Nifty does have its problems, so expect to have questions. (Most importantly: Shutting down Nifty or the Screen doesn’t really work, not within JME anyway; switch to an empty GUI page instead of trying to shut anything down.)
There are better alternatives in the works, so maybe you’ll want to postpone GUI polishing work towards a time nearer to the release date in case a better GUI alternative is available then.
There are better alternatives in the works, so maybe you'll want to postpone GUI polishing work towards a time nearer to the release date in case a better GUI alternative is available then.
Like what? Nifty is and will continue to be the primary choice for jME UIs
The “is” is correct of course; the “will continue to be” depends on what core dev you ask.
It depends on the time frame you’re considering, too. I know of a project that might become interesting in, say, six months from now; obviously there’s no prediction about when or if it will be adopted as primary choice.
The "is" is correct of course; the "will continue to be" depends on what core dev you ask.
It depends on the time frame you're considering, too. I know of a project that might become interesting in, say, six months from now; obviously there's no prediction about when or if it will be adopted as primary choice.
Now I'm curious: What is Nifty doing well?

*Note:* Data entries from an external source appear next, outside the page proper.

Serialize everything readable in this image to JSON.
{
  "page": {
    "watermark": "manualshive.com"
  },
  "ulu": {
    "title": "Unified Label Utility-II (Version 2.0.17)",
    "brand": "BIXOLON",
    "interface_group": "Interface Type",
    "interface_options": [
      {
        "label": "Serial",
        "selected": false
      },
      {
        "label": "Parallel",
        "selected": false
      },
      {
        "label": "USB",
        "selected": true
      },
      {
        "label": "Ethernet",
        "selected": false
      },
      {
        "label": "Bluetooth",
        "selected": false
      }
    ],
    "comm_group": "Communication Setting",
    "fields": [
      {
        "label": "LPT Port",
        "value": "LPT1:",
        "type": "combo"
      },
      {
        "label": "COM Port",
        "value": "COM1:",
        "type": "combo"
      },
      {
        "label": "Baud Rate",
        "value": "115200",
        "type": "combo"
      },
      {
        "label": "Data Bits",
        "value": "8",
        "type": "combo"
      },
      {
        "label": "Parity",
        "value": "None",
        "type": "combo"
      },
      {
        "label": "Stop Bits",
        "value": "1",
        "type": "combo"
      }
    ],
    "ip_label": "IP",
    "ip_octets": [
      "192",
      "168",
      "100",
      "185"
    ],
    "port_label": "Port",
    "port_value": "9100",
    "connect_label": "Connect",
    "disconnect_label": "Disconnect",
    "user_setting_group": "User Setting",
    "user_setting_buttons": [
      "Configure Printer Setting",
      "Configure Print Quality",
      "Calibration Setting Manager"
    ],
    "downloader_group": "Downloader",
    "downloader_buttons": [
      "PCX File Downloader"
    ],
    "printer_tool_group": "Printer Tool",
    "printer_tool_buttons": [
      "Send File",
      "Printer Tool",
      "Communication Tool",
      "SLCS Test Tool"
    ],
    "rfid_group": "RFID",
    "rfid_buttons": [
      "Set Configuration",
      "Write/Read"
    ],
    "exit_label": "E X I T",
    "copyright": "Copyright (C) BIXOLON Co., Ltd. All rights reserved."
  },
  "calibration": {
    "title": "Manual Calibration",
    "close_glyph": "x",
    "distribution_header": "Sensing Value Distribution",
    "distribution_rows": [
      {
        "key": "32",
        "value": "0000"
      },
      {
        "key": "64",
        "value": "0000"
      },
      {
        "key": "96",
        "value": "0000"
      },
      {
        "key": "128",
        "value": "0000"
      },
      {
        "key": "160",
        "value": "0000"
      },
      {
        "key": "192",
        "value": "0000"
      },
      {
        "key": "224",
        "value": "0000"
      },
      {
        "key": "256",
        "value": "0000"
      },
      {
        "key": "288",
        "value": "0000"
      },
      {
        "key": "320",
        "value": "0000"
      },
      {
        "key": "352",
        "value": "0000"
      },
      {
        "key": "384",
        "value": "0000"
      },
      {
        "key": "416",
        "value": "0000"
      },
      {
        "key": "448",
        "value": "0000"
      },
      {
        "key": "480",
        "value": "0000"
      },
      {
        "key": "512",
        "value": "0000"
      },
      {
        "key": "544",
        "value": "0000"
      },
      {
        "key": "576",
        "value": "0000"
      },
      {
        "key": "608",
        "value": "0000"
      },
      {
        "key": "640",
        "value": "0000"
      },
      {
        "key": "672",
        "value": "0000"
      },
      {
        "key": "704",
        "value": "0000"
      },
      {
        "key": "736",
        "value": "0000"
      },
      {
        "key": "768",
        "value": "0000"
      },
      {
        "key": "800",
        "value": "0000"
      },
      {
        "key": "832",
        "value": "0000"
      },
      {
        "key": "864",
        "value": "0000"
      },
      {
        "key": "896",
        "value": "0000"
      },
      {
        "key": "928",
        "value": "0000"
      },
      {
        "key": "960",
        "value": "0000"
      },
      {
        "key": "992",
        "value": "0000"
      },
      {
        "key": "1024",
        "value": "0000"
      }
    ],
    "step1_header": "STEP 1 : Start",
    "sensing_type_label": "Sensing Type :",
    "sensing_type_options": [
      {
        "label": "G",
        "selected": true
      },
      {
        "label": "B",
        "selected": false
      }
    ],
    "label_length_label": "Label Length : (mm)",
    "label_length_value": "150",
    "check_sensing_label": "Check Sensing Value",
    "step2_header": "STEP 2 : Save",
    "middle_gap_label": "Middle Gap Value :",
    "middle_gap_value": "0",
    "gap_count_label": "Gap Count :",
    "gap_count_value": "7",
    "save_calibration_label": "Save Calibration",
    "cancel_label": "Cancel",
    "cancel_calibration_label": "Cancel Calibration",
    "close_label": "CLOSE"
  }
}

The one thing that caught my eye was its animation support, but maybe I overlooked other good features simply because I’ve been taking them for granted.
I’d rather not take this thread too far down this line here as it’s a bit off topic and probably unproductive. Nifty is supposed to support the separate designer, separate implementer idiom. We might argue over how effective that is in reality but it has a lot of code and infrastructure to support that, ie: XML layouts. Lemur opts for a more swing-like approach.